Tea has long been associated with good health
Studies indicate polyphenols in tea, especially green and black tea, may prevent cardiovascular diseases, diabetes and slow the effects of aging.
Pu-erh, a fermented tea, is believed to lower the risk of cancer and improve good cholesterol. And there’s kombucha, another type of fermented tea that’s potentially a rich source of probiotics and a powerful antioxidant. The concept of adding probiotics to tea, therefore, is not far-fetched.
Opportunity for tea in the health space
Consumers regard plants, herbs and botanicals like tea to deliver functional benefits: from relieving stress to promoting sleep and digestion, among others. More importantly, they see research or scientific data claims backing perceived health benefits or claims as the top reason to purchase a product.
The Kerry Advantage
As a leading Taste and Nutrition company, Kerry’s capability isn’t just in functionality. Our expertise is in combining nutrition and innovative flavours to create great tasting beverages with ingredients that boost health.
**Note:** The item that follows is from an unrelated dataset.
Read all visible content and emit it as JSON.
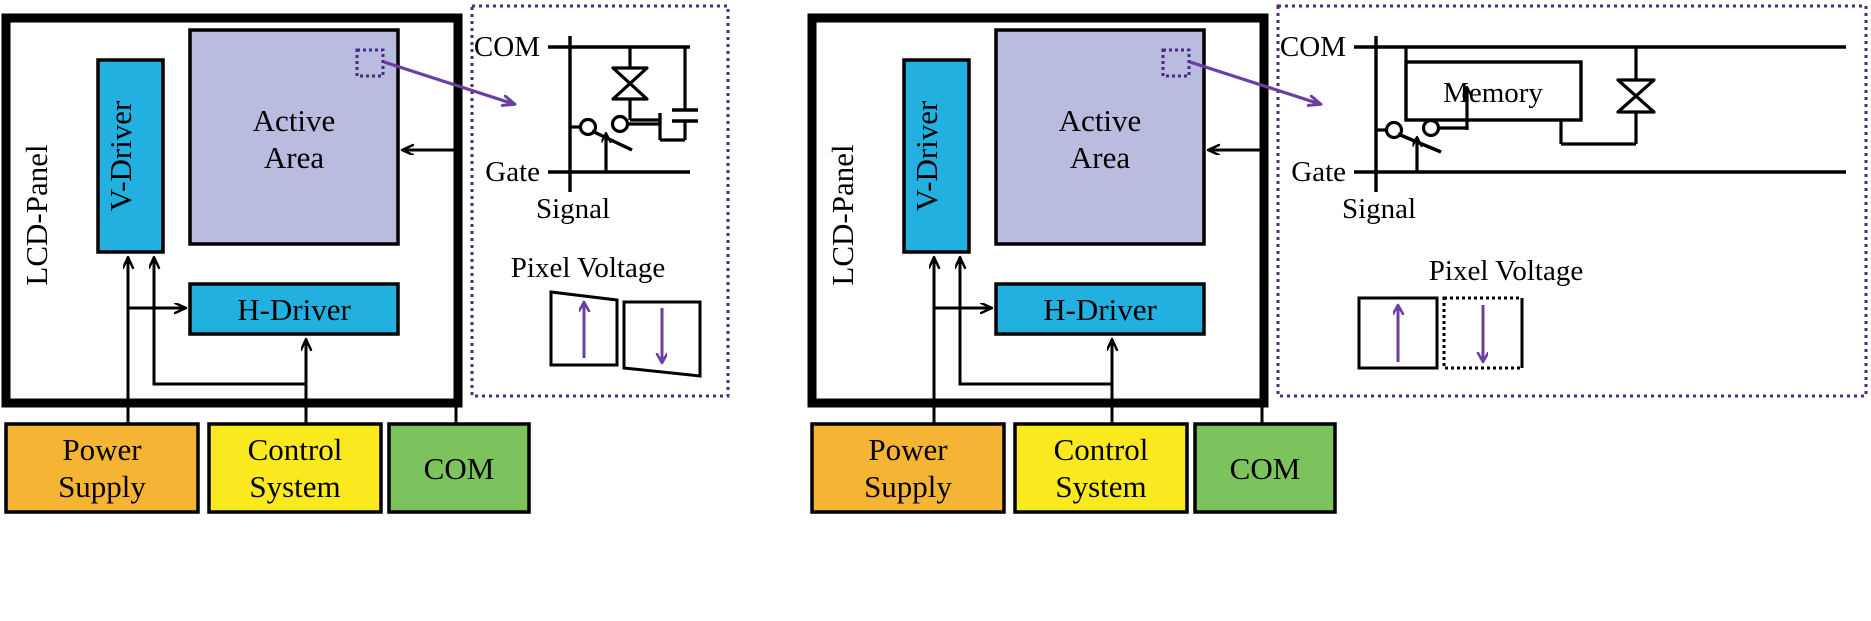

We offer unique solutions to help you meet consumer demand for healthier products, such as GanedenBC30®. A scientifically-backed shelf-stable, spore-forming probiotic, GanedenBC30® is highly resistant to extremes of pH, heat, cold and pressure, creating new possibilities for fortification in tea.
1 Tea and Health: Studies in Human published by the National Centre for Biotechnology Information.
2 GlobalData, TrendSights Overview, Health & Wellness, Aug 2018
3 Euromonitor Passport Analysis; MarketsandMarkets Global Probiotics Market to 2023; MarketsandMarkets Probiotics Market 2019; Internal Market Intelligence.
4 Euromonitor Passport Analysis; MarketsandMarkets Global Probiotic Market to 2023; FMCG Gurus Insights and Opportunities Global Digestive Health; GlobalData Global Consumer Survey 2017; MarketsandMarkets Global Probiotic Ingredient Market to 2023; Internal Market Intelligence.
5 The Era of the Microbiome: Why The Gut is a Growing Focus for Wellness.